US Briefing - Thursday 13.08
  • No Sign Of Stimulus Deal As Mnuchin, Pelosi Call Yields No Progress
  • US Daily Covid-19 Cases Drop to Lowest Levels Since Early August
  • Germany’s New Virus Cases Up Most In More Than Three Months
  • UK’s Frost: UK-EU Agreement Can Be Reached In September
  • Next Round Of UK-EU Brexit Negotiations Set For Aug 18-21
  • UK Is In Talks With The US To Remove Tariffs On Goods Like Scotch
  • Two Chinese Patients Test Positive Months After Virus Recovery
  • New Zealand To Quarantine Virus Cases As Auckland Cluster Grows
  • Australian Employment Growth In July Surpasses Expectations
  • Italy Sees Steady Demand In First Mid-August Bond Sale In Decade
  • Russia's Novak: Sees No 'Sharp' Decisions By OPEC+ This Month
  • Oil Trades Near $43 Though IEA Casts Doubt On Demand Outlook
  • Gold Advances After Wild Swings As Investors Weigh Next Steps
  • Cisco Shares Fall As Firm Gives Weak Q1 Revenue Forecast
  • Apple Plans `Apple One' Subscription Bundles To Boost Services
  • Airbus Falls; US Ups France, Germany Heat With Tariffs In Dispute
  • Deutsche Telekom Raises 2020 Guidance; Q2 Rev Boosted By Sprint
US Initial Jobless, Continuing Claims Preview

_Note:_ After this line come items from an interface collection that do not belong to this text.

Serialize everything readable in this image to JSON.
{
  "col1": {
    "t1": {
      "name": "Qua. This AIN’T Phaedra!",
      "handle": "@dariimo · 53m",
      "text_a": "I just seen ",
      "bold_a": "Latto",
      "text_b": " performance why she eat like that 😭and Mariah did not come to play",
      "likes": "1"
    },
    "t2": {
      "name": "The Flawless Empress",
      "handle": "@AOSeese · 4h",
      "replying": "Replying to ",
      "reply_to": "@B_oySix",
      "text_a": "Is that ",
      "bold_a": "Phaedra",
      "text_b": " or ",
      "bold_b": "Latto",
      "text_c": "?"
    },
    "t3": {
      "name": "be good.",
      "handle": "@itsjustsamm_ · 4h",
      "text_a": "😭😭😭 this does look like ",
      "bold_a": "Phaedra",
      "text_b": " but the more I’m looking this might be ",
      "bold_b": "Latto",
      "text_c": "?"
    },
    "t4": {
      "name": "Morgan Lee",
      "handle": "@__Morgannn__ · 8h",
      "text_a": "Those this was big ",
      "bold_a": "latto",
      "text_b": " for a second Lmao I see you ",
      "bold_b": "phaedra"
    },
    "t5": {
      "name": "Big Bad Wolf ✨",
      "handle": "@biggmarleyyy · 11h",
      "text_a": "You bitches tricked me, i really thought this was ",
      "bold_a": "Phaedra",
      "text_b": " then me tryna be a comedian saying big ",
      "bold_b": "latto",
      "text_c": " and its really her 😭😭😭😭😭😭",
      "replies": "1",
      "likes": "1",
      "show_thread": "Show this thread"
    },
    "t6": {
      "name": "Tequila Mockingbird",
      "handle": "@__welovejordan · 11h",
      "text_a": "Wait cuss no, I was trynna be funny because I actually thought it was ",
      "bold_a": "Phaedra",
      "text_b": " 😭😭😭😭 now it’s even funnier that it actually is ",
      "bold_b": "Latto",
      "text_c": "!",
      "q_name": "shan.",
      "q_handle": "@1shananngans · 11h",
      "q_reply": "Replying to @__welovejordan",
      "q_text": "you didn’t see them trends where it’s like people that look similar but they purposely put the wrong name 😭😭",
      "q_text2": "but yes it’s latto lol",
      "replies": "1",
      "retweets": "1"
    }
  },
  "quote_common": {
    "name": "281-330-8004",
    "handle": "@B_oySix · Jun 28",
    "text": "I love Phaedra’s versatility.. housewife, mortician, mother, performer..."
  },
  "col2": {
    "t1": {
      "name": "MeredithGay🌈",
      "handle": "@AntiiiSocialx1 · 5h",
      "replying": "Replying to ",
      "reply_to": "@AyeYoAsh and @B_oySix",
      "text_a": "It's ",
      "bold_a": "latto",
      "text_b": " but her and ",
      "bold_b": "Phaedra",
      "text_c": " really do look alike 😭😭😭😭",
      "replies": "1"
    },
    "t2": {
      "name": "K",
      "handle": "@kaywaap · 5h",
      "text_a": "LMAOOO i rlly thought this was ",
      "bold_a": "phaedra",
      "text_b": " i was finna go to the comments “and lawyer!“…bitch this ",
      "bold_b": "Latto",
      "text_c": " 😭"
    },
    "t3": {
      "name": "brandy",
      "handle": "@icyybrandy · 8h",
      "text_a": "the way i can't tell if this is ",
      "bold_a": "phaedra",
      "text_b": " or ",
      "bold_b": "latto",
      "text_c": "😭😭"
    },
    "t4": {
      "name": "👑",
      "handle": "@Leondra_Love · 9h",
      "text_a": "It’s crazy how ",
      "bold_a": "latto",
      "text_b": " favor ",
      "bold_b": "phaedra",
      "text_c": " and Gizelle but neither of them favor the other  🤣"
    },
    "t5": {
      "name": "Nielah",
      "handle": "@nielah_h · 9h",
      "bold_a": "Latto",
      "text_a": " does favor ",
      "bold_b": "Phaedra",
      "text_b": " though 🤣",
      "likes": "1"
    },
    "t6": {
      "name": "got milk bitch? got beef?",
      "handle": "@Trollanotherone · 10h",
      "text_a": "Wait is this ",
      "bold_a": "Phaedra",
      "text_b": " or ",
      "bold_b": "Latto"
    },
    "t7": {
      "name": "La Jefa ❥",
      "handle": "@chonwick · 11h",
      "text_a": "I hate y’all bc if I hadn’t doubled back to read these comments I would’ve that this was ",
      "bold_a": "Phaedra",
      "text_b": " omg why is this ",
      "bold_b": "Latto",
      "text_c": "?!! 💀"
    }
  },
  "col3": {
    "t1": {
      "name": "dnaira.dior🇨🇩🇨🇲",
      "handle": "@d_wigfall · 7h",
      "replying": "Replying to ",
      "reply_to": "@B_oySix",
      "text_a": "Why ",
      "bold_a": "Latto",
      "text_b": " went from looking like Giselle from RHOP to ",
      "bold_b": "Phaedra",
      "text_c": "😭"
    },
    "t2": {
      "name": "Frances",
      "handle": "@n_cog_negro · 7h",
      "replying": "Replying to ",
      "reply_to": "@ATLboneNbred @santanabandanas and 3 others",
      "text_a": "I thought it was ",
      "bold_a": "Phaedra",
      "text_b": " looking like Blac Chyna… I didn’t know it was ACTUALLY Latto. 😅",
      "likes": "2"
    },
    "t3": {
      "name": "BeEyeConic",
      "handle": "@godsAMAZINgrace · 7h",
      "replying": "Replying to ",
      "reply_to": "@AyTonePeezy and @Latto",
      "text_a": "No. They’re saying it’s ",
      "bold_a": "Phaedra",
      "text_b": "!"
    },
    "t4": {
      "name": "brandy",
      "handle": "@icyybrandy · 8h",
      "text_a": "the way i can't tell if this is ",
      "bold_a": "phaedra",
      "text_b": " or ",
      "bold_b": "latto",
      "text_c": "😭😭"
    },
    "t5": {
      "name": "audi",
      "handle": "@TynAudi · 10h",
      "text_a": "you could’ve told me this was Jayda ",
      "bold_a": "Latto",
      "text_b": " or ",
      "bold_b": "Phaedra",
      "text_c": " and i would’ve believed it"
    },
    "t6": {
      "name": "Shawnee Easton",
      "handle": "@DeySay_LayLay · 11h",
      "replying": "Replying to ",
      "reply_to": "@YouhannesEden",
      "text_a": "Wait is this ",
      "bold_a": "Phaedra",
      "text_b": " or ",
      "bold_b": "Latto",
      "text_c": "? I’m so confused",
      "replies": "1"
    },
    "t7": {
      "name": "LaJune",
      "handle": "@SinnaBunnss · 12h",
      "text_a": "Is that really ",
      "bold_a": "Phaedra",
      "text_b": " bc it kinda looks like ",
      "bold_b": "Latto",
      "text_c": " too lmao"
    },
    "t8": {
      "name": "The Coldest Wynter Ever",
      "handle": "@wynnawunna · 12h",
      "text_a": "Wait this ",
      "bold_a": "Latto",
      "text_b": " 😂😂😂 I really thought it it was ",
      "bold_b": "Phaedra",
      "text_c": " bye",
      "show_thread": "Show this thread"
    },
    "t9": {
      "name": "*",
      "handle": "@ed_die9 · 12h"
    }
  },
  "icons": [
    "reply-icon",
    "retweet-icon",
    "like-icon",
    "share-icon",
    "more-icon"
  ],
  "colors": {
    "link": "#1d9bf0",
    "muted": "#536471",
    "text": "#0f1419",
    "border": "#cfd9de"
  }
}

The number of individuals filing new unemployment insurance claims is expected to have improved to a fresh pandemic-era low last week, albeit while holding above the 1 million mark yet again. The Labour Department is set to release its report on weekly unemployment insurance claims Thursday at 8:30 a.m. ET. Here were the main metrics expected of the report, compared to consensus estimates compiled by Bloomberg:


Initial jobless claims, week ended Aug. 8: 1.1 million expected, vs. 1.186 million during the prior week. Continuing claims, week ended Aug. 1: 15.8 million expected, vs. 16.107 million during the prior week.


If results come in as expected, Thursday’s report will reflect the twenty-first straight week that new claims totalled more than 1 million, with tens of millions of Americans put out of work during the coronavirus pandemic and forced business closures that ensued. Since the week ended March 20, more than 55 million individuals have filed new unemployment insurance claims.

(Yahoo Finance – Continue Reading)

US Cranks Up Tariff Heat On France, Germany In Airbus Dispute

The US stepped up pressure on Germany and France with extra tariffs on some of their goods, a move designed to squeeze the European Union into settling a long-running dispute over illegal subsides to Airbus SE.


In a statement in Washington on Wednesday, the U.S. Trade Representative’s office said it’s removing from the tariff list certain products from Greece and the U.K., and adding an equivalent amount of trade from France and Germany. The change is effective Sept. 1 and will apply to French and German jams as well as butchers’ and mincing knives, which will be subject to a 25% duty.


“The EU and member states have not taken the actions necessary to come into compliance with WTO decisions,” USTR Robert Lighthizer said in the statement. “The United States, however, is committed to obtaining a long-term resolution to this dispute.” The amount of products subject to countermeasures remains at $7.5 billion and the tariff rates stay at 15% for aircraft and 25% for all other products, the USTR said.

(Bloomberg - Continue Reading)

IEA Lowers 2020 Oil Demand Forecast On Dismal Aviation Sector

The International Energy Agency (IEA) cut its 2020 oil demand forecast on Thursday, warning that reduced air travel due to the coronavirus pandemic would lower global oil demand this year by 8.1 million barrels per day (bpd).


The Paris-based IEA slashed its 2020 outlook by 140,000 bpd to 91.9 million bpd, its first downgrade in several months. "Jet fuel demand remains the major source of weakness," the IEA said in its monthly report.


"In April the number of aviation kilometres travelled was nearly 80% down on last year and in July the deficit was still 67% ... The aviation and road transport sectors, both essential components of oil consumption, are continuing to struggle." The agency said that while supply exceeded demand in June, uncertainty over future demand along with increased output by top producers means re-balancing oil markets will be "delicate".

(Reuters - Continue Reading)

Link To IEA Full Report Here

Files & Links